HarryZ wrote:You can imagine how the sales reps for the CRABs as well as Tysabri present their drugs! The FDA has slapped the hands of the drug companies involved for how they falsely promote their medications and in some instances fine them. But if you talk to the drug reps, their response is it's "part of the cost of doing business" or "we just have to up the honorariums" to get the docs to prescribe the product. Not very comforting.
This is a serious issue.
I believe one of the root problems is that patients don't have to pay full price for the drugs, so drug companies can mark up their drugs absurdly so long as physicians and patients believe them to be at least marginally superior to alternatives.
The idea of a middle class individual with MS paying $30,000/year for a drug with a 30% efficacy is laughable, but when an insurance company is picking up the tap, moral hazard takes over.
drug reps are generally well paid aggressive salespersons. If they can convince one neurologist to prescribe copaxone three times over the course of a year, they have justified their salary.

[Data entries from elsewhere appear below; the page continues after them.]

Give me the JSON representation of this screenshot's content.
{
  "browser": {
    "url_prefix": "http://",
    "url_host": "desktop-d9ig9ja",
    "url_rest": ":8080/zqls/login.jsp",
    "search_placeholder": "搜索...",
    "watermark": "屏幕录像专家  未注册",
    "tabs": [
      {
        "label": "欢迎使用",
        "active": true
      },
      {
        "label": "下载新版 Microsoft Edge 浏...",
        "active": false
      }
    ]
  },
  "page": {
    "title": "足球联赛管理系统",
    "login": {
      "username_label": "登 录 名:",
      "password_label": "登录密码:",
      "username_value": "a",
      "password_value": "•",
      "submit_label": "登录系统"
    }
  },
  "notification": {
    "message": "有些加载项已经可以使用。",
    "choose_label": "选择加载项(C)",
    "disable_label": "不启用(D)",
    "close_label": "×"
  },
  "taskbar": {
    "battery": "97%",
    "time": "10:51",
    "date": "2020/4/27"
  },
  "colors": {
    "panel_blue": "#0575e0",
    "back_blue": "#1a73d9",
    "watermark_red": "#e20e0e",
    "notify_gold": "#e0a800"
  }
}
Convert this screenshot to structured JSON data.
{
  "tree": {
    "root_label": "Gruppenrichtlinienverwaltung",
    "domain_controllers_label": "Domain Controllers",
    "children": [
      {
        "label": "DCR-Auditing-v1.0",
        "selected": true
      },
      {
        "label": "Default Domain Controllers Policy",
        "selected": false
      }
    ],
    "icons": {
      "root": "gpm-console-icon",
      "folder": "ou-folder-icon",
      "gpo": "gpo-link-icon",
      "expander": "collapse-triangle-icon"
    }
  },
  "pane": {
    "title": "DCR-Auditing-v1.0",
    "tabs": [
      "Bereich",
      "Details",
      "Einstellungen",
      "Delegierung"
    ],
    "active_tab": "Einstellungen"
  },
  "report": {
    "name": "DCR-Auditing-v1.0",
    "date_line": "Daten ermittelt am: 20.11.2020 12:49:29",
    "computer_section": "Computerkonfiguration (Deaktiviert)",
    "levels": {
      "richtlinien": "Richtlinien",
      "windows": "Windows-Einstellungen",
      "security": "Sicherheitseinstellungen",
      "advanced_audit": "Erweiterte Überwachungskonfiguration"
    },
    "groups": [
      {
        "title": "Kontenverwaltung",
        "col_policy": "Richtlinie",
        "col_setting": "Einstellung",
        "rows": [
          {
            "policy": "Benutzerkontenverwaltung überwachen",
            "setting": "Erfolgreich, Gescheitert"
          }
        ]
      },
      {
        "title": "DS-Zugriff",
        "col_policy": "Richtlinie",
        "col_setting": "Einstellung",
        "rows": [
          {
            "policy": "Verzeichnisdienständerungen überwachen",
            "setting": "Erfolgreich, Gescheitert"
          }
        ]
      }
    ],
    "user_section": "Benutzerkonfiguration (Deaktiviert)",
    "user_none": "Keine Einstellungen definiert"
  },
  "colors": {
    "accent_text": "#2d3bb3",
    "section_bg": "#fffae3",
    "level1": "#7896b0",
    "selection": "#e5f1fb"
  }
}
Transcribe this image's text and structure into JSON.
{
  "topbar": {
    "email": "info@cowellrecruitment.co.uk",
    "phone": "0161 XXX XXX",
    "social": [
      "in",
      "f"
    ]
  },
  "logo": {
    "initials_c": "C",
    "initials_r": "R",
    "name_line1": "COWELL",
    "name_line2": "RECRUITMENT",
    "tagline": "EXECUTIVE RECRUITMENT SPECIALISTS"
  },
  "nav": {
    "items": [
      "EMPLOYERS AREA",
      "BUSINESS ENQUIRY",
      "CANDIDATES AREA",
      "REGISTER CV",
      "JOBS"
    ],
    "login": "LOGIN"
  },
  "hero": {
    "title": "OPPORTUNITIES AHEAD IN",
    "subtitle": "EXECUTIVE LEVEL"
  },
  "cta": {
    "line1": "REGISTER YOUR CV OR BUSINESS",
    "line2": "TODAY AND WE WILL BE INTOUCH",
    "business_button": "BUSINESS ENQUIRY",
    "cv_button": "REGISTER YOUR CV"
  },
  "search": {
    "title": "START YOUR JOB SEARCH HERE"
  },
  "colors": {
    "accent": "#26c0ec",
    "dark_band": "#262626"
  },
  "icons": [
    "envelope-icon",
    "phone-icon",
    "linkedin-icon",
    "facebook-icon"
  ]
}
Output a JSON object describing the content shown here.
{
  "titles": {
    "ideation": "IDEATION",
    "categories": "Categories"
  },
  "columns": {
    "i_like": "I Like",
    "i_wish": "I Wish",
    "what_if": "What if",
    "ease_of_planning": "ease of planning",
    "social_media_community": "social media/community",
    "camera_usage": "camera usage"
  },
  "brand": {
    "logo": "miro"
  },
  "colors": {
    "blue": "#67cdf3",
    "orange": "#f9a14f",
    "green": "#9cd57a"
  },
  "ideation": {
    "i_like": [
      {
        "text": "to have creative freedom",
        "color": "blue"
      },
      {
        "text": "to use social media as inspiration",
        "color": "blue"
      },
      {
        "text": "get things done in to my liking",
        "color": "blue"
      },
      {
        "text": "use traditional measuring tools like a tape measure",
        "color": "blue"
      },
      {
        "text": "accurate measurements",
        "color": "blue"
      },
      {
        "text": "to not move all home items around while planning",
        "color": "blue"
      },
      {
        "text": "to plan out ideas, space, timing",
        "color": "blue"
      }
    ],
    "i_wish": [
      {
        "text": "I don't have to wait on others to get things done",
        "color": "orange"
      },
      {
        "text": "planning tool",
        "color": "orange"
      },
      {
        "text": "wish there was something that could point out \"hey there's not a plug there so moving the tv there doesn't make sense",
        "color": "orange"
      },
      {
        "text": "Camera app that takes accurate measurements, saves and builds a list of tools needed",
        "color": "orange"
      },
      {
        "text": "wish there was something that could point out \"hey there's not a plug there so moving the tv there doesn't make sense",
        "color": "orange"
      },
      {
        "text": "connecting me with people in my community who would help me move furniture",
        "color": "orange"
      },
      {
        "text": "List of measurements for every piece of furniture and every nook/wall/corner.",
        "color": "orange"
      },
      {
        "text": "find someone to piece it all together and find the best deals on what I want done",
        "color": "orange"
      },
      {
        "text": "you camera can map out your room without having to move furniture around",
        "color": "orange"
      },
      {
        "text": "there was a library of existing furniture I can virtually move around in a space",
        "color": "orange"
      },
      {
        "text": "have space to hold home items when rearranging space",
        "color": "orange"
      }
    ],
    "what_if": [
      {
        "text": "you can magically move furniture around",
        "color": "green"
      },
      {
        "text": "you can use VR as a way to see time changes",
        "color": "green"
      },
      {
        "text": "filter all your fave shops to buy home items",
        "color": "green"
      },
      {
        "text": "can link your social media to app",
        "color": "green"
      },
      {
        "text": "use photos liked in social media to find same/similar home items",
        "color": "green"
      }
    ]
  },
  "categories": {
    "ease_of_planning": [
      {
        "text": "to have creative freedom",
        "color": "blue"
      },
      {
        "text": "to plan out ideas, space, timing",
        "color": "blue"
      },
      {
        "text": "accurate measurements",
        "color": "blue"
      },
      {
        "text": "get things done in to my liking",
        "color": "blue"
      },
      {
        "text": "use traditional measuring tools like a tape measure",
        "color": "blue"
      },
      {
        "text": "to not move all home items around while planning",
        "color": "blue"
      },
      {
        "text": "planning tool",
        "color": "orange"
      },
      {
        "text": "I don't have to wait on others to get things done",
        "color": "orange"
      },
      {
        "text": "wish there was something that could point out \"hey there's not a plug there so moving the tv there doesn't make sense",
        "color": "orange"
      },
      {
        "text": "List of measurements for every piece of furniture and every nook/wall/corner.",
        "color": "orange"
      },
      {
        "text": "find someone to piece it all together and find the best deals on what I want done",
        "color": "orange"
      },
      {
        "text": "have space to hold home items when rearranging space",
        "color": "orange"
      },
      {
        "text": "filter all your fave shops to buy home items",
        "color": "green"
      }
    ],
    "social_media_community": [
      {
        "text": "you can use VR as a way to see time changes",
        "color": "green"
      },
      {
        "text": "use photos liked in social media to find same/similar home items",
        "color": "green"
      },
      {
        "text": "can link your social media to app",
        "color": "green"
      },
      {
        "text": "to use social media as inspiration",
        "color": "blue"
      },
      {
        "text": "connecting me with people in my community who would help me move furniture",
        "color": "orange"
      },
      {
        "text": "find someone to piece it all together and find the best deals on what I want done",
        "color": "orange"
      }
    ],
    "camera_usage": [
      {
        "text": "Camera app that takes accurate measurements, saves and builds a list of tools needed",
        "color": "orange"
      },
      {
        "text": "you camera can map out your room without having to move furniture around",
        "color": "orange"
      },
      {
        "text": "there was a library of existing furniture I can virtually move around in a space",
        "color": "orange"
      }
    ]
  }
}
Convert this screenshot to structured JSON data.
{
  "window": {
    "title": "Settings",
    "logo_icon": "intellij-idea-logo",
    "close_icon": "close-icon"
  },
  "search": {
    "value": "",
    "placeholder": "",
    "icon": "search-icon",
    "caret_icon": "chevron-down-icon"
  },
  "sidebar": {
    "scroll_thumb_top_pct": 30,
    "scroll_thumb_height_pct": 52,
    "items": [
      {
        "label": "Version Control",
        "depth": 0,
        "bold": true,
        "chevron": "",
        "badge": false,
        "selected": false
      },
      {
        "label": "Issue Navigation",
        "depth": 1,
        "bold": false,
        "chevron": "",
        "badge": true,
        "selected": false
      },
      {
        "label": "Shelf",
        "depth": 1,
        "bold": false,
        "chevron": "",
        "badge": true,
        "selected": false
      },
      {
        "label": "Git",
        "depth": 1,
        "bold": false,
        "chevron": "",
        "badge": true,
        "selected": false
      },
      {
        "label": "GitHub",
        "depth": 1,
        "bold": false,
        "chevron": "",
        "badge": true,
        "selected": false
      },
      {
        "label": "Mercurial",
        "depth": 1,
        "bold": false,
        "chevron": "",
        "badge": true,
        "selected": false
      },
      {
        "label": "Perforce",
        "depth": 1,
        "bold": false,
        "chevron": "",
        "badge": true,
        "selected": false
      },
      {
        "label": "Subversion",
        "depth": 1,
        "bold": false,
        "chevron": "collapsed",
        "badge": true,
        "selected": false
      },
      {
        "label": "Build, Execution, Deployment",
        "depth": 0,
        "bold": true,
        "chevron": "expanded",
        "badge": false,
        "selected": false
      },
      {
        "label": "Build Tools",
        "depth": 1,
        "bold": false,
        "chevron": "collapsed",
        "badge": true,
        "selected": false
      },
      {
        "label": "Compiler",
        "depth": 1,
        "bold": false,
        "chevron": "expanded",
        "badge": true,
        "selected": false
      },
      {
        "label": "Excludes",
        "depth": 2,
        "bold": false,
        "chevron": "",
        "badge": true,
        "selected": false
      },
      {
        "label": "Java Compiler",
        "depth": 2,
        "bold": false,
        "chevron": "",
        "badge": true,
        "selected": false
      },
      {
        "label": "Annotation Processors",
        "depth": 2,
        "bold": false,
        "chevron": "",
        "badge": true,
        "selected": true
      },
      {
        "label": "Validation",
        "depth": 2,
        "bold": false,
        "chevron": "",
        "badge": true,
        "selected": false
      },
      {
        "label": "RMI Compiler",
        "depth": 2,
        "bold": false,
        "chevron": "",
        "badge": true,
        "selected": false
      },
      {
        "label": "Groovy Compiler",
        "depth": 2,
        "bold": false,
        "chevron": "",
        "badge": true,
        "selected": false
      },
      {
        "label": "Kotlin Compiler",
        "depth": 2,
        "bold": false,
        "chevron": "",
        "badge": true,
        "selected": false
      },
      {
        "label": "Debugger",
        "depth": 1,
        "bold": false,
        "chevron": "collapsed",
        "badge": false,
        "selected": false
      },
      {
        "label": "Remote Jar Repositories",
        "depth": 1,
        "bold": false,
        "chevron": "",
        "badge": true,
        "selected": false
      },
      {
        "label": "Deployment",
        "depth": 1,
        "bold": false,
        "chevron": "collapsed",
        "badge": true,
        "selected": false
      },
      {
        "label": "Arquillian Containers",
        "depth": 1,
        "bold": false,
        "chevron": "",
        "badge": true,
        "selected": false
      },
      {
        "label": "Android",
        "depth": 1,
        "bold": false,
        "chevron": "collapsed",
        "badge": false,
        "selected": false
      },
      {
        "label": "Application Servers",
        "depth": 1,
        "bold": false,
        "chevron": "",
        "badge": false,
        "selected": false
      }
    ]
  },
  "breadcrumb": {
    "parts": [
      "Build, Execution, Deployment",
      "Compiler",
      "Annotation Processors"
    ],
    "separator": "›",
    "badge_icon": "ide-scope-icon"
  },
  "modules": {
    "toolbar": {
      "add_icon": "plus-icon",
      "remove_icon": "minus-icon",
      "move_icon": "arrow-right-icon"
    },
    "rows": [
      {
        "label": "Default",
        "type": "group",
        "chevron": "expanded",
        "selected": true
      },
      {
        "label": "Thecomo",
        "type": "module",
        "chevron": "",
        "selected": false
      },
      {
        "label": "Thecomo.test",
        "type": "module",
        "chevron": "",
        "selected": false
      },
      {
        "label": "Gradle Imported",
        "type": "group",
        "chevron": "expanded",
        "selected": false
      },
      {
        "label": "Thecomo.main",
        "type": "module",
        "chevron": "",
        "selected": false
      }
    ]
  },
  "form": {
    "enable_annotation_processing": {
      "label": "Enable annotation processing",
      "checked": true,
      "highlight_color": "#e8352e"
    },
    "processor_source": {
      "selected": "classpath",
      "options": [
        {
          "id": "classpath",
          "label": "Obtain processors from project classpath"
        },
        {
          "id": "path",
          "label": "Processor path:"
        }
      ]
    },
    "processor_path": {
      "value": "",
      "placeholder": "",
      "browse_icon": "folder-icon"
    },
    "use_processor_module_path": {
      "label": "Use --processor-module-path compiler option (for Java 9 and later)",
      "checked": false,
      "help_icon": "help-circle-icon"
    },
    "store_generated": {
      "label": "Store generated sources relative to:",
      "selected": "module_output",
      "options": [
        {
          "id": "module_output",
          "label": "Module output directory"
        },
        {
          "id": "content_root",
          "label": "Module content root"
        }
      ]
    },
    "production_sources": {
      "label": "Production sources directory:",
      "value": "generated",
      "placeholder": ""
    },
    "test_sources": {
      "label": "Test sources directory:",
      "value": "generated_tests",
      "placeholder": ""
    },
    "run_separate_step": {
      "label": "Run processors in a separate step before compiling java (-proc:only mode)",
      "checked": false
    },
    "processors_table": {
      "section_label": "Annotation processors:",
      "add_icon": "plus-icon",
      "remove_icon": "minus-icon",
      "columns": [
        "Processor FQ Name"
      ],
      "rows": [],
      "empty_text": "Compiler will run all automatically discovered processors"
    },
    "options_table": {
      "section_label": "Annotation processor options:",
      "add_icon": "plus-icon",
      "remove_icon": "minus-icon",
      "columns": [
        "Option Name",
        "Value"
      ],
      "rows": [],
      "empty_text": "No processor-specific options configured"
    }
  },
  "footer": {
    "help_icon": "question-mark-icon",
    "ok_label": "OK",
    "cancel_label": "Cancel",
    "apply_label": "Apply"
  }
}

It is difficult for doctors to keep up with all of the minutiae of new drugs, and they are not free from bias.
Prior to recent changes in regulations, doctors used to receive outrageous gifts from drug reps which were effectively kick backs/compensation.
Even now, a lot of academic physicians receive very significant compensation for giving talks and marketing drugs/devices to other physicians in the field.